“If we go to a national popular vote, why would they even bother coming here? Our constitution says we’re a republic, not a democracy,” Assemblyman Jim Wheeler, a Republican, told KTVN. “I voted ‘No’ on the national popular vote because I don’t want Nevada to be a flyover state.”

The bill was passed in the state Assembly recently with a 23-17 vote and then passed the Senate last week with a 12-8 vote.

The campaign for the national popular vote said it would press on.

“Since January, the National Popular Vote bill has been enacted in three states, passed 11 legislative chambers, and continues to be under consideration in Oregon,” Pat Rosensteil, senior consultant to the National Popular Vote campaign, told National Review.

“We will continue our bipartisan work in every state until the National Popular Vote proposal takes effect and every American voter is politically relevant in every presidential election.”

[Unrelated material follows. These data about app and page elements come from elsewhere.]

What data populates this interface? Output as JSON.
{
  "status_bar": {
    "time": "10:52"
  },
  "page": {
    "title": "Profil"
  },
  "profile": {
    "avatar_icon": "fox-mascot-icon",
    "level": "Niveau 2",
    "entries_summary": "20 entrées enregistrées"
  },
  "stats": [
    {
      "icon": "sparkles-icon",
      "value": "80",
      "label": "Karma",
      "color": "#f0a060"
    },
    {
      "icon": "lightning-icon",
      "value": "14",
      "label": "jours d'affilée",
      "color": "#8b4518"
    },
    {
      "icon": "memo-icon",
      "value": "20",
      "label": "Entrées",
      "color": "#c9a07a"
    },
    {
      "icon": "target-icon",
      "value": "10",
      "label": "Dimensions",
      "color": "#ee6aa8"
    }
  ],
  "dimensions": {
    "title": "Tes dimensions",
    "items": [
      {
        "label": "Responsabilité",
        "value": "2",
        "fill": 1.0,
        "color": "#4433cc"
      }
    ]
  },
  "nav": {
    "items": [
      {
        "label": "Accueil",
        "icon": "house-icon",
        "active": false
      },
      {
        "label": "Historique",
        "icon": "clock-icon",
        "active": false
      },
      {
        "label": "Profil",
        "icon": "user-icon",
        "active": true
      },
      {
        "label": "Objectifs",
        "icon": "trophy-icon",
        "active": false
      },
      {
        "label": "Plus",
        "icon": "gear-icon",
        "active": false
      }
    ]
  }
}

As of April, the group had 70 percent of the state-level support it needed, its backers said, following New Mexico becoming the 15th state to pass legislation.

According to the campaign, in addition to New Mexico and the District of Columbia, the states that have passed legislation are: California, Colorado, Connecticut, Delaware, Hawaii, Illinois, Massachusetts, Maryland, New Jersey, New Mexico, New York, Rhode Island, Vermont, and Washington.

These states currently add up to 189 electoral votes, while 270 is needed to win a presidential election in the Electoral College. Nevada would have boosted the number to 195.

A similar bill was rejected on Thursday in Maine by the state’s House of Representatives after passage by the state Senate, reported WMTW.

Maine, with four electoral votes, is one of two states to split votes; three went to Hillary Clinton, who was running in 2016 on the Democratic platform, while the other one went to President Donald Trump, who beat Clinton. It was the first election in which Maine split its votes.